  • Grant permission to your organization to share the work created by them in website content, brochures, or any other promotional materials
  • Understand that their photos and videos may be used for marketing or promotional materials

You may also add additional terms and conditions relevant to the situation. For example, if you organize a team event, you may require volunteers to wear safety gear or agree not to engage in risky activities.

Components of Volunteer Liability Waiver

Volunteer liability waivers should have the following components:

  • Releasor/Participant: A waiver should have personal information on the participant.

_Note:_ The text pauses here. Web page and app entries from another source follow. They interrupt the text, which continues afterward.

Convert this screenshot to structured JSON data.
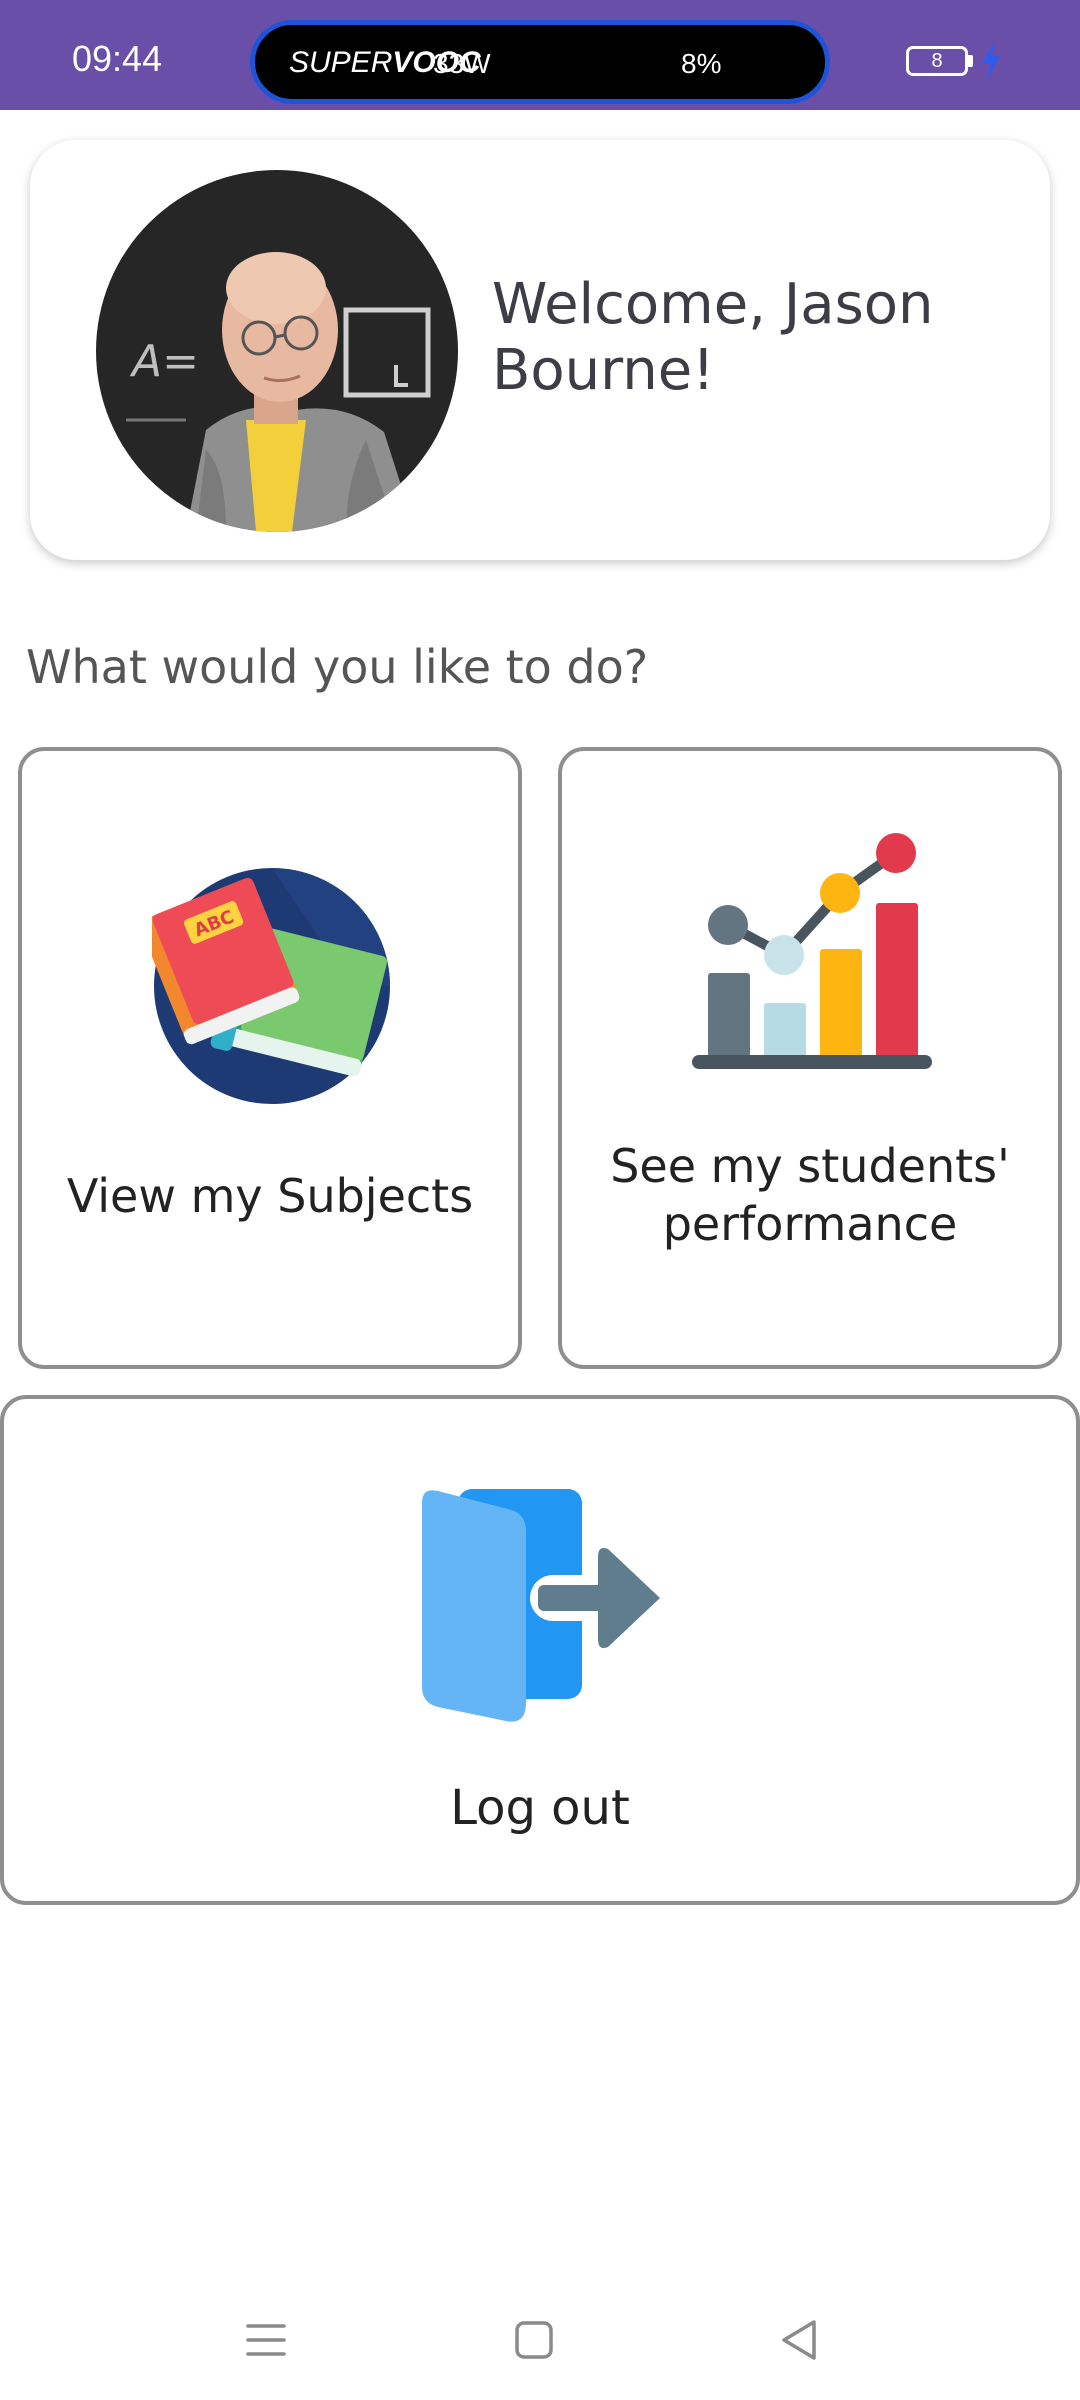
{
  "status_bar": {
    "time": "09:44",
    "charging_brand_light": "SUPER",
    "charging_brand_bold": "VOOC",
    "charging_power": "33W",
    "charging_percent": "8%",
    "battery_level": "8",
    "background_color": "#6a4fa8",
    "icons": [
      "battery-icon",
      "charging-bolt-icon"
    ]
  },
  "welcome": {
    "message": "Welcome, Jason Bourne!",
    "avatar": "teacher-profile-photo"
  },
  "prompt": "What would you like to do?",
  "actions": [
    {
      "label": "View my Subjects",
      "icon": "books-icon"
    },
    {
      "label": "See my students' performance",
      "icon": "performance-chart-icon"
    },
    {
      "label": "Log out",
      "icon": "logout-door-icon"
    }
  ],
  "nav_bar": {
    "buttons": [
      "menu-icon",
      "home-icon",
      "back-icon"
    ]
  }
}
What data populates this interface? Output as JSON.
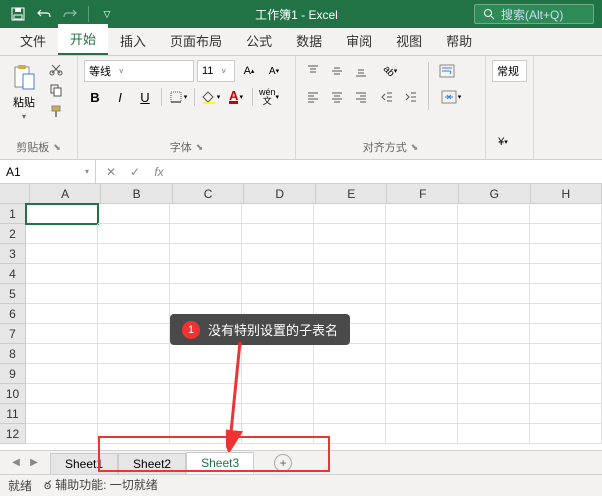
{
  "titlebar": {
    "title": "工作簿1  -  Excel",
    "search_placeholder": "搜索(Alt+Q)"
  },
  "tabs": {
    "items": [
      "文件",
      "开始",
      "插入",
      "页面布局",
      "公式",
      "数据",
      "审阅",
      "视图",
      "帮助"
    ],
    "active": 1
  },
  "ribbon": {
    "clipboard": {
      "label": "剪贴板",
      "paste": "粘贴"
    },
    "font": {
      "label": "字体",
      "name": "等线",
      "size": "11",
      "bold": "B",
      "italic": "I",
      "underline": "U"
    },
    "align": {
      "label": "对齐方式"
    },
    "format": {
      "label": "常规"
    }
  },
  "formula_bar": {
    "cell_ref": "A1",
    "fx": "fx"
  },
  "grid": {
    "columns": [
      "A",
      "B",
      "C",
      "D",
      "E",
      "F",
      "G",
      "H"
    ],
    "rows": [
      "1",
      "2",
      "3",
      "4",
      "5",
      "6",
      "7",
      "8",
      "9",
      "10",
      "11",
      "12"
    ],
    "active_cell": "A1"
  },
  "sheets": {
    "items": [
      "Sheet1",
      "Sheet2",
      "Sheet3"
    ],
    "active": 2
  },
  "status": {
    "ready": "就绪",
    "accessibility": "辅助功能: 一切就绪"
  },
  "annotation": {
    "num": "1",
    "text": "没有特别设置的子表名"
  }
}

These include their full name, address, telephone number, and signature.
  • Effective Date: Mention the date when the waiver becomes effective.
  • Release of Liability: Mention that the releasor (person signing the release) agrees to not hold the organization responsible for any damages during their activities.
  • Exceptions: Mention which liabilities are not covered in the waiver, such as intentional misconduct or gross negligence on the part of the organization.
  • Releasee: Provide the contact information of the organization.
  • Insurance: Mention that your organization’s insurance will not cover any bodily injury or property damage that may occur during the volunteer activities.
  • Jurisdiction: Mention which jurisdiction the waiver will be enforced in and any applicable laws that may apply to the waiver.
  • Termination: State when the release will terminate, such as upon completion of the volunteer activities or a certain period of time.
  • Confirmation of Review: The releasor should confirm that they have read and understood the waiver terms.
  • Signature: Both parties must sign and date the waiver for it to be legally binding.

How to Write a Volunteer Liability Waiver Form?

Step 1: Write the header

The header should include the title of the form, which is “Volunteer Liability Waiver.” It should also include the date, the organization name, and contact information of the person responsible for administering volunteer activities.

Step 2: Outline basics

The form should include basic information about the activities, such as:

  • The purpose of the activity
  • Whether there is any financial obligation or risk involved
  • Whether the volunteer will be operating heavy machinery or performing any dangerous tasks

Step 3: Explain liability

Include a section explaining liability. Add information about the limitations and responsibilities of both parties. Be sure to clearly state that the organization is not liable for any injuries or accidents that may occur during the festival.

Step 4: Add waiver

Include a waiver section that volunteers must read and agree to before participating in any activity. The waiver should include the volunteer’s name, address, and contact information.

It should also include a statement that the volunteer agrees to release the organization from any liability or damages arising from the volunteer activity.

Step 5: Attach a signature line

Include a signature line at the end of the form. It should be followed by a space for them to enter the date and time they signed the document.

When to Use Volunteer Liability Waiver?

Volunteer liability waivers are a safety net for organizations that rely on volunteers. It’s always helpful to have a legally binding document to stay safe. But some situations call for a waiver more than others. Here are some of them:

  • If there is any physical activity involved, such as sports or outdoor activities
  • Corporate volunteer days
  • Service projects for schools or churches
  • Events held by nonprofit organizations, such as food drives and fundraisers
  • Events with a risk of Covid-19 transmission
  • Any activity where volunteers will be working around dangerous machinery or hazardous substances

Final Thoughts

Summing up, a volunteer liability waiver saves an organization time, money, and hassle. It also protects them from unexpected legal risks. But creating and sharing waivers for every event can be tedious and time-consuming.

Luckily, with PandaDoc waiver software, you can customize and edit your waivers as required. Plus, you can view them all in one place for effective waiver management. Most importantly, you can get ESIGN- and UETA-compliant electronic signatures from your volunteers.